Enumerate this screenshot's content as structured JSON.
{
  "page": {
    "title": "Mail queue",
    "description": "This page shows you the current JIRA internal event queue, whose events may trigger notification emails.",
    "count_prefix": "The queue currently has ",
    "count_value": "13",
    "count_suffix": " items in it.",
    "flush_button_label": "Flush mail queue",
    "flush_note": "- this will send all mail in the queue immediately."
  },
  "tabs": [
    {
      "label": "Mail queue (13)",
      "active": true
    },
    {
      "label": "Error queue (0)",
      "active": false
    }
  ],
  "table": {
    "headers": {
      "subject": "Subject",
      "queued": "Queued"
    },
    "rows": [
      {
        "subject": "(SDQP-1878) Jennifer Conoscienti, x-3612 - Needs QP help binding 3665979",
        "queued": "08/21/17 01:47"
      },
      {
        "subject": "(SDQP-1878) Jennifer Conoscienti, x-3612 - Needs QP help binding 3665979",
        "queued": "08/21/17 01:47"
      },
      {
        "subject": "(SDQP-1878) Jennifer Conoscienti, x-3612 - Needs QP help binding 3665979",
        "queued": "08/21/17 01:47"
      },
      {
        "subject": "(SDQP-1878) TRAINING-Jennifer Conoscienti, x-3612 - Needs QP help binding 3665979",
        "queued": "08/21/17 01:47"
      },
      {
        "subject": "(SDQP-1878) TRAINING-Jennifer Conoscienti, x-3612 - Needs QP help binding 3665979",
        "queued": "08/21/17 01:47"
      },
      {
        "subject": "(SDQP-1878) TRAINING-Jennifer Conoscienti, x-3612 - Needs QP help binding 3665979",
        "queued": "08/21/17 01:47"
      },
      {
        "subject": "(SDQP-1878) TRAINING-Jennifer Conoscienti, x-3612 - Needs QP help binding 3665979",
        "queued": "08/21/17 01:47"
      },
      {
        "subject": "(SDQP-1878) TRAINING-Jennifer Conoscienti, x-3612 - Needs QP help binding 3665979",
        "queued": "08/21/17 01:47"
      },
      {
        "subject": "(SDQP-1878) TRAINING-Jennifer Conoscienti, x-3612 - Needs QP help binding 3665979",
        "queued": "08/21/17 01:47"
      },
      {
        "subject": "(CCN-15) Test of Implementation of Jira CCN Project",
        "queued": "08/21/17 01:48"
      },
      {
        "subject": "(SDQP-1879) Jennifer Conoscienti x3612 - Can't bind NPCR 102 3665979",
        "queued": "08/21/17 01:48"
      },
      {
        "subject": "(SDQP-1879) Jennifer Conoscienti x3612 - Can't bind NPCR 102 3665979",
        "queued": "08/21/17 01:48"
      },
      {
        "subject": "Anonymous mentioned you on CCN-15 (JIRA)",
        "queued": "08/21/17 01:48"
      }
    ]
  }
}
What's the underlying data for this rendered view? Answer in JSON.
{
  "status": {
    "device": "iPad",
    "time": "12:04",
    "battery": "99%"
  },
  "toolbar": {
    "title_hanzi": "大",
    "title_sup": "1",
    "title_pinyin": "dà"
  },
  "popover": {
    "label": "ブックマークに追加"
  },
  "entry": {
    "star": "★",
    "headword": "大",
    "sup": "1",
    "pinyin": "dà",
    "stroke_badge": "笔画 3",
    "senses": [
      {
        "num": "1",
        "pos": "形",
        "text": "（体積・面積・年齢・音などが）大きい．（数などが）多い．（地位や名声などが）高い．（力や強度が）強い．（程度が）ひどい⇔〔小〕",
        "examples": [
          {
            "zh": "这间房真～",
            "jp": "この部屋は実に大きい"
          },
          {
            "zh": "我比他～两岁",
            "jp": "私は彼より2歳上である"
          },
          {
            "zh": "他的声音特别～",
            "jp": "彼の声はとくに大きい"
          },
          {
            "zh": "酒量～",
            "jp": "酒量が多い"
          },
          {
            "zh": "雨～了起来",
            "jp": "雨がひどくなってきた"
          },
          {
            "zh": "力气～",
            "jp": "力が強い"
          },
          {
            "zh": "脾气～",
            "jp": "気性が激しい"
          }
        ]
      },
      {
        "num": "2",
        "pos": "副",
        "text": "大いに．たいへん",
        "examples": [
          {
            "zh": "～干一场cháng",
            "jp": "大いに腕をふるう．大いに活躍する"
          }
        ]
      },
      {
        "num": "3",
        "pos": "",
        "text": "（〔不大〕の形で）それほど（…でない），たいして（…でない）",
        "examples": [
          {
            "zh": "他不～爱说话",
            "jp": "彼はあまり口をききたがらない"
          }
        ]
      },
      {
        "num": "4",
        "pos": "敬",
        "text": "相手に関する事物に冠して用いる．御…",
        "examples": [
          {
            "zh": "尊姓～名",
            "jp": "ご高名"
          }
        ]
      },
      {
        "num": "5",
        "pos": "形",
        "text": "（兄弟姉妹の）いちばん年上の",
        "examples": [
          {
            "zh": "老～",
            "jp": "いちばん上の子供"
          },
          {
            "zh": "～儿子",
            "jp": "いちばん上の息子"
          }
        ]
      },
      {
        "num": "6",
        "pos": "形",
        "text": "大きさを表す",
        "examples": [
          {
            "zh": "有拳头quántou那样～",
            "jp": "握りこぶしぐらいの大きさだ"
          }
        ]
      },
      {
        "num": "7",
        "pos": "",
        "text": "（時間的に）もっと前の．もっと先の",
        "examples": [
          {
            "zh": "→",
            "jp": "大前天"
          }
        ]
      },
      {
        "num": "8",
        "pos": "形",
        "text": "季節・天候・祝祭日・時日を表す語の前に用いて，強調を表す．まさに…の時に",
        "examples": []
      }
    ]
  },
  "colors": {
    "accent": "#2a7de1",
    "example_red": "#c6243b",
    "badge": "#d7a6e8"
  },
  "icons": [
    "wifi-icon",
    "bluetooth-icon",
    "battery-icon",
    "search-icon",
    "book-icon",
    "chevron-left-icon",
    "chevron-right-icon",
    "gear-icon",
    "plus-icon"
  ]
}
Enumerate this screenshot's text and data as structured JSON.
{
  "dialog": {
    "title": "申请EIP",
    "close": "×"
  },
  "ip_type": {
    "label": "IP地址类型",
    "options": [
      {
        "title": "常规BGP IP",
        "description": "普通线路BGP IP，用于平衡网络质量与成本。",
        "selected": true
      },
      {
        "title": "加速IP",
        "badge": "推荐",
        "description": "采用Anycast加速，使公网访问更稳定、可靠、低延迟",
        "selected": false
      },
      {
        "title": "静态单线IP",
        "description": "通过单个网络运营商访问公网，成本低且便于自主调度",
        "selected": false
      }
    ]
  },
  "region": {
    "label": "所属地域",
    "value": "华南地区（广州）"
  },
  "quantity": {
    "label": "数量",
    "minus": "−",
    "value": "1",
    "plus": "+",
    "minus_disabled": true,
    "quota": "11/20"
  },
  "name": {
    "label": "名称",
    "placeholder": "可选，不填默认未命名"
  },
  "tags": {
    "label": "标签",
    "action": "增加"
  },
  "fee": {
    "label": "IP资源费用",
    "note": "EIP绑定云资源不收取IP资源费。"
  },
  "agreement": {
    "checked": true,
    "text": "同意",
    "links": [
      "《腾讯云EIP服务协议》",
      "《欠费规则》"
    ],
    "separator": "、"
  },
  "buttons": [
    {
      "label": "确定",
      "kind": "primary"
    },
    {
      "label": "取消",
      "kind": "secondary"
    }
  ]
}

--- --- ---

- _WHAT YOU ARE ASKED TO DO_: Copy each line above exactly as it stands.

- _EXERCISE RESPONSE_:
Enumerate this screenshot's content as structured JSON.
{
  "page": {
    "title": "Mail queue",
    "description": "This page shows you the current JIRA internal event queue, whose events may trigger notification emails.",
    "count_prefix": "The queue currently has ",
    "count_value": "13",
    "count_suffix": " items in it.",
    "flush_button_label": "Flush mail queue",
    "flush_note": "- this will send all mail in the queue immediately."
  },
  "tabs": [
    {
      "label": "Mail queue (13)",
      "active": true
    },
    {
      "label": "Error queue (0)",
      "active": false
    }
  ],
  "table": {
    "headers": {
      "subject": "Subject",
      "queued": "Queued"
    },
    "rows": [
      {
        "subject": "(SDQP-1878) Jennifer Conoscienti, x-3612 - Needs QP help binding 3665979",
        "queued": "08/21/17 01:47"
      },
      {
        "subject": "(SDQP-1878) Jennifer Conoscienti, x-3612 - Needs QP help binding 3665979",
        "queued": "08/21/17 01:47"
      },
      {
        "subject": "(SDQP-1878) Jennifer Conoscienti, x-3612 - Needs QP help binding 3665979",
        "queued": "08/21/17 01:47"
      },
      {
        "subject": "(SDQP-1878) TRAINING-Jennifer Conoscienti, x-3612 - Needs QP help binding 3665979",
        "queued": "08/21/17 01:47"
      },
      {
        "subject": "(SDQP-1878) TRAINING-Jennifer Conoscienti, x-3612 - Needs QP help binding 3665979",
        "queued": "08/21/17 01:47"
      },
      {
        "subject": "(SDQP-1878) TRAINING-Jennifer Conoscienti, x-3612 - Needs QP help binding 3665979",
        "queued": "08/21/17 01:47"
      },
      {
        "subject": "(SDQP-1878) TRAINING-Jennifer Conoscienti, x-3612 - Needs QP help binding 3665979",
        "queued": "08/21/17 01:47"
      },
      {
        "subject": "(SDQP-1878) TRAINING-Jennifer Conoscienti, x-3612 - Needs QP help binding 3665979",
        "queued": "08/21/17 01:47"
      },
      {
        "subject": "(SDQP-1878) TRAINING-Jennifer Conoscienti, x-3612 - Needs QP help binding 3665979",
        "queued": "08/21/17 01:47"
      },
      {
        "subject": "(CCN-15) Test of Implementation of Jira CCN Project",
        "queued": "08/21/17 01:48"
      },
      {
        "subject": "(SDQP-1879) Jennifer Conoscienti x3612 - Can't bind NPCR 102 3665979",
        "queued": "08/21/17 01:48"
      },
      {
        "subject": "(SDQP-1879) Jennifer Conoscienti x3612 - Can't bind NPCR 102 3665979",
        "queued": "08/21/17 01:48"
      },
      {
        "subject": "Anonymous mentioned you on CCN-15 (JIRA)",
        "queued": "08/21/17 01:48"
      }
    ]
  }
}
What's the underlying data for this rendered view? Answer in JSON.
{
  "status": {
    "device": "iPad",
    "time": "12:04",
    "battery": "99%"
  },
  "toolbar": {
    "title_hanzi": "大",
    "title_sup": "1",
    "title_pinyin": "dà"
  },
  "popover": {
    "label": "ブックマークに追加"
  },
  "entry": {
    "star": "★",
    "headword": "大",
    "sup": "1",
    "pinyin": "dà",
    "stroke_badge": "笔画 3",
    "senses": [
      {
        "num": "1",
        "pos": "形",
        "text": "（体積・面積・年齢・音などが）大きい．（数などが）多い．（地位や名声などが）高い．（力や強度が）強い．（程度が）ひどい⇔〔小〕",
        "examples": [
          {
            "zh": "这间房真～",
            "jp": "この部屋は実に大きい"
          },
          {
            "zh": "我比他～两岁",
            "jp": "私は彼より2歳上である"
          },
          {
            "zh": "他的声音特别～",
            "jp": "彼の声はとくに大きい"
          },
          {
            "zh": "酒量～",
            "jp": "酒量が多い"
          },
          {
            "zh": "雨～了起来",
            "jp": "雨がひどくなってきた"
          },
          {
            "zh": "力气～",
            "jp": "力が強い"
          },
          {
            "zh": "脾气～",
            "jp": "気性が激しい"
          }
        ]
      },
      {
        "num": "2",
        "pos": "副",
        "text": "大いに．たいへん",
        "examples": [
          {
            "zh": "～干一场cháng",
            "jp": "大いに腕をふるう．大いに活躍する"
          }
        ]
      },
      {
        "num": "3",
        "pos": "",
        "text": "（〔不大〕の形で）それほど（…でない），たいして（…でない）",
        "examples": [
          {
            "zh": "他不～爱说话",
            "jp": "彼はあまり口をききたがらない"
          }
        ]
      },
      {
        "num": "4",
        "pos": "敬",
        "text": "相手に関する事物に冠して用いる．御…",
        "examples": [
          {
            "zh": "尊姓～名",
            "jp": "ご高名"
          }
        ]
      },
      {
        "num": "5",
        "pos": "形",
        "text": "（兄弟姉妹の）いちばん年上の",
        "examples": [
          {
            "zh": "老～",
            "jp": "いちばん上の子供"
          },
          {
            "zh": "～儿子",
            "jp": "いちばん上の息子"
          }
        ]
      },
      {
        "num": "6",
        "pos": "形",
        "text": "大きさを表す",
        "examples": [
          {
            "zh": "有拳头quántou那样～",
            "jp": "握りこぶしぐらいの大きさだ"
          }
        ]
      },
      {
        "num": "7",
        "pos": "",
        "text": "（時間的に）もっと前の．もっと先の",
        "examples": [
          {
            "zh": "→",
            "jp": "大前天"
          }
        ]
      },
      {
        "num": "8",
        "pos": "形",
        "text": "季節・天候・祝祭日・時日を表す語の前に用いて，強調を表す．まさに…の時に",
        "examples": []
      }
    ]
  },
  "colors": {
    "accent": "#2a7de1",
    "example_red": "#c6243b",
    "badge": "#d7a6e8"
  },
  "icons": [
    "wifi-icon",
    "bluetooth-icon",
    "battery-icon",
    "search-icon",
    "book-icon",
    "chevron-left-icon",
    "chevron-right-icon",
    "gear-icon",
    "plus-icon"
  ]
}
Enumerate this screenshot's text and data as structured JSON.
{
  "dialog": {
    "title": "申请EIP",
    "close": "×"
  },
  "ip_type": {
    "label": "IP地址类型",
    "options": [
      {
        "title": "常规BGP IP",
        "description": "普通线路BGP IP，用于平衡网络质量与成本。",
        "selected": true
      },
      {
        "title": "加速IP",
        "badge": "推荐",
        "description": "采用Anycast加速，使公网访问更稳定、可靠、低延迟",
        "selected": false
      },
      {
        "title": "静态单线IP",
        "description": "通过单个网络运营商访问公网，成本低且便于自主调度",
        "selected": false
      }
    ]
  },
  "region": {
    "label": "所属地域",
    "value": "华南地区（广州）"
  },
  "quantity": {
    "label": "数量",
    "minus": "−",
    "value": "1",
    "plus": "+",
    "minus_disabled": true,
    "quota": "11/20"
  },
  "name": {
    "label": "名称",
    "placeholder": "可选，不填默认未命名"
  },
  "tags": {
    "label": "标签",
    "action": "增加"
  },
  "fee": {
    "label": "IP资源费用",
    "note": "EIP绑定云资源不收取IP资源费。"
  },
  "agreement": {
    "checked": true,
    "text": "同意",
    "links": [
      "《腾讯云EIP服务协议》",
      "《欠费规则》"
    ],
    "separator": "、"
  },
  "buttons": [
    {
      "label": "确定",
      "kind": "primary"
    },
    {
      "label": "取消",
      "kind": "secondary"
    }
  ]
}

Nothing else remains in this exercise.